## Work instruction
As the answer, give a copy of each line below that includes the word "Insert".

## Material shown
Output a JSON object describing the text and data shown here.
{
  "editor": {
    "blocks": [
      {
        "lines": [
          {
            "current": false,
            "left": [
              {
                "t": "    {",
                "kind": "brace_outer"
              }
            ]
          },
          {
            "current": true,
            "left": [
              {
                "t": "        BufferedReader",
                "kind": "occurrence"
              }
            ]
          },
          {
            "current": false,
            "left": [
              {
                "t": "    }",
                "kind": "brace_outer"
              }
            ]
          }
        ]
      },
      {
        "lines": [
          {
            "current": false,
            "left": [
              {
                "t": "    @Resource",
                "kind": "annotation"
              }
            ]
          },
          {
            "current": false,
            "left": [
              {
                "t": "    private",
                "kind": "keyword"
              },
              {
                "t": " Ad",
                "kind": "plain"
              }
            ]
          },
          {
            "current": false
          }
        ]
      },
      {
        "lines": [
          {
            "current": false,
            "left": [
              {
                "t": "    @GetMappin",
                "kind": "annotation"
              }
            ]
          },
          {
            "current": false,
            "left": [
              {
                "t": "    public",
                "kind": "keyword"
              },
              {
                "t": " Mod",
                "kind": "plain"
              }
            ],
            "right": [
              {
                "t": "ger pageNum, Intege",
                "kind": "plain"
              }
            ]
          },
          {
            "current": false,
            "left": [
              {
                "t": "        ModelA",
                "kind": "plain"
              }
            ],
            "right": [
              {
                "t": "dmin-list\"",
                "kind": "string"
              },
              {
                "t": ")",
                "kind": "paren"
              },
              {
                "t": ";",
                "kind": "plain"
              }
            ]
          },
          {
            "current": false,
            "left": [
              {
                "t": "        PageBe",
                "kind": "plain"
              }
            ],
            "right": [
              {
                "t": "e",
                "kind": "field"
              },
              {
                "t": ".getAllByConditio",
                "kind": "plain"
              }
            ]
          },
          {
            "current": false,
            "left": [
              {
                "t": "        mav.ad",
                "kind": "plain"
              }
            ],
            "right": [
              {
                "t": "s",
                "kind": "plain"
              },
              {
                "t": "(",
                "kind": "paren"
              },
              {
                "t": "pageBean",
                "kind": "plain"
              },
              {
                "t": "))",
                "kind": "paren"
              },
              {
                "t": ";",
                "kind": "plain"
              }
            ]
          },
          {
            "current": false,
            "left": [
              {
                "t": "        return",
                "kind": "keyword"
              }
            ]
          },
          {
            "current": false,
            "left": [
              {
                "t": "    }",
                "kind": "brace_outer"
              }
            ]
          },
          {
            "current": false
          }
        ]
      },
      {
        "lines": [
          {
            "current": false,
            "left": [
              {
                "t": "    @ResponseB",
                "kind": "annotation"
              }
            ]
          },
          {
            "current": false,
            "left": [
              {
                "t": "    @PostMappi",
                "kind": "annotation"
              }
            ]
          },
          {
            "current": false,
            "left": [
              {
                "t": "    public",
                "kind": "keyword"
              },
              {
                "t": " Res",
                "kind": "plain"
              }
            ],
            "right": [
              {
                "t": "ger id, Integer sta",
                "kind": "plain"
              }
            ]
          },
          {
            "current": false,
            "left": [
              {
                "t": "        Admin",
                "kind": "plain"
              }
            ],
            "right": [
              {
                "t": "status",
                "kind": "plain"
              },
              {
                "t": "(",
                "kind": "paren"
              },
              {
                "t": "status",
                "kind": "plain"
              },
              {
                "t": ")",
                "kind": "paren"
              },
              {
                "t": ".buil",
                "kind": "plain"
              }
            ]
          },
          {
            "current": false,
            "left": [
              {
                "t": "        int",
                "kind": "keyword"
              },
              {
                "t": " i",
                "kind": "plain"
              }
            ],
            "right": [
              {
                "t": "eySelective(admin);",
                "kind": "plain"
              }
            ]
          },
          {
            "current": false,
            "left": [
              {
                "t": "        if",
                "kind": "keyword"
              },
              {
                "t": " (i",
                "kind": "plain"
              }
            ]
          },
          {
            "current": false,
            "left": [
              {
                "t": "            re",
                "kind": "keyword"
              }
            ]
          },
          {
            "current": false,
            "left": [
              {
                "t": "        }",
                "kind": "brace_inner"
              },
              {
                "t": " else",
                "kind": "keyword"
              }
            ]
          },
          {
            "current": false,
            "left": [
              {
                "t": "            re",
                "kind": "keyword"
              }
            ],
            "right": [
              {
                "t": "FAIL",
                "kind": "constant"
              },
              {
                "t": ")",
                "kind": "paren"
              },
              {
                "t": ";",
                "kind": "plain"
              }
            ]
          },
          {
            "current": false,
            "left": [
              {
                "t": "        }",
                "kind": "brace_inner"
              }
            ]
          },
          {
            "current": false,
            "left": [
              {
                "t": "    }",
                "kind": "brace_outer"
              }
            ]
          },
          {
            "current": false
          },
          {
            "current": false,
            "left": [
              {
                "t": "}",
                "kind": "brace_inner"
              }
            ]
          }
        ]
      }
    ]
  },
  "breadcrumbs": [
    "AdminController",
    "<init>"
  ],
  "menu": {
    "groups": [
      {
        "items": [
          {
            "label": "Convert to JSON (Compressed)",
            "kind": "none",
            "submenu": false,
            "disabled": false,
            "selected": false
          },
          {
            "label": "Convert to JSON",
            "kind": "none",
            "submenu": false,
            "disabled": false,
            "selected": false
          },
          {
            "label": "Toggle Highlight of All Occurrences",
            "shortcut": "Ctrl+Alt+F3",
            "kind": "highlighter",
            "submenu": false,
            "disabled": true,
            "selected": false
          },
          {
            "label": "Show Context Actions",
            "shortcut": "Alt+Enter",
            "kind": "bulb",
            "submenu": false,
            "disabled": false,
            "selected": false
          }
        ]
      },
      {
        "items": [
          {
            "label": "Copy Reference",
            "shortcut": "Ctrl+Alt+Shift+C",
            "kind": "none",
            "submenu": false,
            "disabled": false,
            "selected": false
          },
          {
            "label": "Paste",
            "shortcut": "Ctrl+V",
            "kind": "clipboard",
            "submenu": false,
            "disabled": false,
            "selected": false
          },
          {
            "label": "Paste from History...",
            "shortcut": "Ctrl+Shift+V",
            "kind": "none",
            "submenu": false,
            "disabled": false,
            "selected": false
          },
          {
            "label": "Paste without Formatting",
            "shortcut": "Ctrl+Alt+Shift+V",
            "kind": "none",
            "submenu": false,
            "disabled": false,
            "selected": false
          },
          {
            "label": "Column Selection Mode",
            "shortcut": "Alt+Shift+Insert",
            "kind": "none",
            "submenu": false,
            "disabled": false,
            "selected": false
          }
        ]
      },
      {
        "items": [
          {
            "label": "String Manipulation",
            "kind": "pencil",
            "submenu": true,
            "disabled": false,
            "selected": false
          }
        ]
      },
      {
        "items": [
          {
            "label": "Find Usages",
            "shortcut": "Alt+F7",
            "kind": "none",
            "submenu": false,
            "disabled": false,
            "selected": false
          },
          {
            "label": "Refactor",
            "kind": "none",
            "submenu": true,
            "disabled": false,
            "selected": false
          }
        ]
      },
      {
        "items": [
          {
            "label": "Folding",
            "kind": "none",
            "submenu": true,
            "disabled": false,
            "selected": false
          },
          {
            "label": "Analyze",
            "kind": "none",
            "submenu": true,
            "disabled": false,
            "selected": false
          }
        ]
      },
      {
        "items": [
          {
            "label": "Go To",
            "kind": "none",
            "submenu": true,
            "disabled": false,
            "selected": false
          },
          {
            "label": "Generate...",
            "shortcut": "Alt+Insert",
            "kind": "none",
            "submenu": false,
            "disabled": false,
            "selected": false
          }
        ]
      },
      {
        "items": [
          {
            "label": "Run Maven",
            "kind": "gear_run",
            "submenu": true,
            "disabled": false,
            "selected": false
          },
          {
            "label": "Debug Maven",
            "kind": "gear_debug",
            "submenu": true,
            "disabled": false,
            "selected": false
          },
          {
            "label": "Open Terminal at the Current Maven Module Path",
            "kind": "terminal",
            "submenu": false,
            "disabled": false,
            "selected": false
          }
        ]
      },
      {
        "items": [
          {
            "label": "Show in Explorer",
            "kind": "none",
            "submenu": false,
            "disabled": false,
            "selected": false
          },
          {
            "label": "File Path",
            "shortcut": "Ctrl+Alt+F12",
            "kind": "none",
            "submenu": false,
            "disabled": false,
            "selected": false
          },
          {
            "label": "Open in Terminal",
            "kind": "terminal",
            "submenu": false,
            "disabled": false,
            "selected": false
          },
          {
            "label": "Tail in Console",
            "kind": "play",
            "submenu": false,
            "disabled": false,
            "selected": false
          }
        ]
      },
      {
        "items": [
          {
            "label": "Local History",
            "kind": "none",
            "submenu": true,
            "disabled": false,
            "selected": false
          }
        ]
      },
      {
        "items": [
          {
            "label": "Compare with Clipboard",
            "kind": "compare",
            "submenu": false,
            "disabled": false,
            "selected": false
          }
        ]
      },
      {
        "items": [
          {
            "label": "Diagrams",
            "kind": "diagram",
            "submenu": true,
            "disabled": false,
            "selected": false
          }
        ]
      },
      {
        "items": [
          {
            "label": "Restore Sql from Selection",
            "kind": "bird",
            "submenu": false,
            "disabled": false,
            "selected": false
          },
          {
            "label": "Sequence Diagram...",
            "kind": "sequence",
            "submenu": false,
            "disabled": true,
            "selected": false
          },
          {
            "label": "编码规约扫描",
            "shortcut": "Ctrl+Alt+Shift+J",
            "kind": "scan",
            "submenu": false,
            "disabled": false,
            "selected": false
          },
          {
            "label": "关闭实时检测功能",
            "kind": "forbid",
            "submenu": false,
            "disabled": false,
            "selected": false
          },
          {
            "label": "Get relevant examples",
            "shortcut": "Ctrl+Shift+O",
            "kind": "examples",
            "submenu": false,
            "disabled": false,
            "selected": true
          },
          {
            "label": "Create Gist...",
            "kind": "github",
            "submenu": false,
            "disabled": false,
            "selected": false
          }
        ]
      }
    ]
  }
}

## Result
            "shortcut": "Alt+Shift+Insert",
            "shortcut": "Alt+Insert",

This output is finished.